_INPUT RECORDS_.
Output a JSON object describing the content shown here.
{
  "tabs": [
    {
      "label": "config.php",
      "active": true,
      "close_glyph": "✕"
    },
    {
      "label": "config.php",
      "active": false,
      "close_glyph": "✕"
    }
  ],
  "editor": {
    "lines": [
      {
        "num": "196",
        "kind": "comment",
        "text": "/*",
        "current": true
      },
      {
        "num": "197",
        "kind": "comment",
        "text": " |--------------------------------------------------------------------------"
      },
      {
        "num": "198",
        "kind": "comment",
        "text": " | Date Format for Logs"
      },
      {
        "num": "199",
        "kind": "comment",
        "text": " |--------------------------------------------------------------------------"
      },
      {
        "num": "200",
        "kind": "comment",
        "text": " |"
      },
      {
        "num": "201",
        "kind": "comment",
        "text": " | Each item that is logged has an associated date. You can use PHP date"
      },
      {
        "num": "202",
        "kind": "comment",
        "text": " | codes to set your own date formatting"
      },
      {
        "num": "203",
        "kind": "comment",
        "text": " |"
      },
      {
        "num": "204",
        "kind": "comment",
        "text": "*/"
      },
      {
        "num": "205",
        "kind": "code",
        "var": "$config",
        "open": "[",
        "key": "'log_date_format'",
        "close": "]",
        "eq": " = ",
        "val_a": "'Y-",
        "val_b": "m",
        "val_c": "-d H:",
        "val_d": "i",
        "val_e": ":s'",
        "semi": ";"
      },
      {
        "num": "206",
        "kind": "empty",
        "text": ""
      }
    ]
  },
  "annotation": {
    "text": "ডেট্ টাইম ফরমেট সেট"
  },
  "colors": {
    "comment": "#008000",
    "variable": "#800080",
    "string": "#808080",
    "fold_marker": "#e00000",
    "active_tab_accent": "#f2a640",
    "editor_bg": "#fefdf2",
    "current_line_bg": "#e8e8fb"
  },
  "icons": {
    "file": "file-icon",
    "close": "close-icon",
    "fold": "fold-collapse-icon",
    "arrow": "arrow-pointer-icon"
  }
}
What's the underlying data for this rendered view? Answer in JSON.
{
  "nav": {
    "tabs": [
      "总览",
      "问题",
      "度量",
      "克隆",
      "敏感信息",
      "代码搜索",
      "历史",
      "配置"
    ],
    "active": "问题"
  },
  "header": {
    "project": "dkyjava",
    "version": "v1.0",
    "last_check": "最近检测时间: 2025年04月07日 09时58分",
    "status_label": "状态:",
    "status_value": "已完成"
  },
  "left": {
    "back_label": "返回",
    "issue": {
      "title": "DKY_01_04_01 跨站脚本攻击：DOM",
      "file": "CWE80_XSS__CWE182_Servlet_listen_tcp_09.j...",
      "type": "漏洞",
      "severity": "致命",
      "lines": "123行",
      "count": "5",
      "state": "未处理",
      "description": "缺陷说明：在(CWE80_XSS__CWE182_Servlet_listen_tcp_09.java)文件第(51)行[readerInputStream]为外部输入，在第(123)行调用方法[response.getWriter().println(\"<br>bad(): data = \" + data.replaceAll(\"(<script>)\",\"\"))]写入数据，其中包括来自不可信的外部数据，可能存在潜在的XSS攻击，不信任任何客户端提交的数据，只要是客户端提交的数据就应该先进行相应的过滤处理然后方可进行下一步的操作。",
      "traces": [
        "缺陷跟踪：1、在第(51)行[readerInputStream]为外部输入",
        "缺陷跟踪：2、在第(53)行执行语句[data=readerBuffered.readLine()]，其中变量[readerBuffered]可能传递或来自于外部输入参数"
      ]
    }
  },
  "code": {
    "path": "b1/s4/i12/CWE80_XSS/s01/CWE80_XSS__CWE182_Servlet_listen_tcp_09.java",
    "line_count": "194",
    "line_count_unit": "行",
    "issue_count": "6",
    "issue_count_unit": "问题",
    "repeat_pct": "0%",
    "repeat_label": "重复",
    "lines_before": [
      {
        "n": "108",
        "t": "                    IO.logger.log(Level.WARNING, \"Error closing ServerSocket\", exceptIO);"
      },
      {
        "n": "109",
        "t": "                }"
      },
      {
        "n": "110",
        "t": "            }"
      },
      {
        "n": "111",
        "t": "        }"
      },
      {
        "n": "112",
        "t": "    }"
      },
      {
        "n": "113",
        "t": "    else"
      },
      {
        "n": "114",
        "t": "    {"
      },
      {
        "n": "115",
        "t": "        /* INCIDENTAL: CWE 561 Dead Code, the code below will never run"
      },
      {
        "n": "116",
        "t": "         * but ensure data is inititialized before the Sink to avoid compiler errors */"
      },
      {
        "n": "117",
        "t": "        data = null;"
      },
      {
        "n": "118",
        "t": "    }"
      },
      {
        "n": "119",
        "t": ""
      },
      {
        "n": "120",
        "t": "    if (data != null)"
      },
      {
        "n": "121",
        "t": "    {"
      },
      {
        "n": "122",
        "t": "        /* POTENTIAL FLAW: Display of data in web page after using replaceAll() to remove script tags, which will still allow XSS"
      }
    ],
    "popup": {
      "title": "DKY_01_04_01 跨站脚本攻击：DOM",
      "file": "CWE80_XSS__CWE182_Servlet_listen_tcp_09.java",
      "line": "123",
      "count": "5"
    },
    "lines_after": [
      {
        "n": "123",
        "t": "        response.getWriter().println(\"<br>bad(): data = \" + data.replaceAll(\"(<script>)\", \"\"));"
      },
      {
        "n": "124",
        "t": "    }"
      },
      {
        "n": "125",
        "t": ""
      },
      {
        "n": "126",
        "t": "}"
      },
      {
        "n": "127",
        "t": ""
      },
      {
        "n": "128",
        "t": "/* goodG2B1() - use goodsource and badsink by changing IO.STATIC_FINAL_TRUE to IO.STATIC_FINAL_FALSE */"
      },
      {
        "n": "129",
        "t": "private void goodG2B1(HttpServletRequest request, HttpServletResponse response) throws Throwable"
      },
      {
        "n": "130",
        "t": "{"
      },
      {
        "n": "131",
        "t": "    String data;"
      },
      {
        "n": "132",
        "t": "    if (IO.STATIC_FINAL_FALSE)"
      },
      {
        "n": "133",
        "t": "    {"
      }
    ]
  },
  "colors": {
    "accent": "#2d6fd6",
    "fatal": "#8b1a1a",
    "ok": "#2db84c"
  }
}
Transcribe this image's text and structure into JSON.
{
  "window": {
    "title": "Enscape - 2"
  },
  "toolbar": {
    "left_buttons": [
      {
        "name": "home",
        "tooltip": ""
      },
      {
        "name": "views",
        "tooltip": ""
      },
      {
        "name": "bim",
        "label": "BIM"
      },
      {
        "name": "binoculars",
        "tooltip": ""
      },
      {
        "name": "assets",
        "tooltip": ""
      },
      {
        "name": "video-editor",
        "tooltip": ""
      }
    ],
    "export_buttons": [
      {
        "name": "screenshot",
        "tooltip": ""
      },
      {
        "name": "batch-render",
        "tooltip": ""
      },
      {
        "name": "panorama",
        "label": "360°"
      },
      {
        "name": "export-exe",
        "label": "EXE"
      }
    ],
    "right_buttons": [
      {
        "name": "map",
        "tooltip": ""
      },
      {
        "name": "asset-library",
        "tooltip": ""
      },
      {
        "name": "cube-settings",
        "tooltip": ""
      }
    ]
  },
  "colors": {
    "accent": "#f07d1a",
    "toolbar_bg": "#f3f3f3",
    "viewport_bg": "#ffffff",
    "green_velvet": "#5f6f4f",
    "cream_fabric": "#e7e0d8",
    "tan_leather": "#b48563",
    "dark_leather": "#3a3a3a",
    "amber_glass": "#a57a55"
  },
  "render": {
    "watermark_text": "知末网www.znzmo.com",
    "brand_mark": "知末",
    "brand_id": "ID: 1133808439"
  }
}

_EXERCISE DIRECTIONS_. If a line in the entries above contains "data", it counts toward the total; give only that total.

_RESPONSE TO THIS EXERCISE_. 9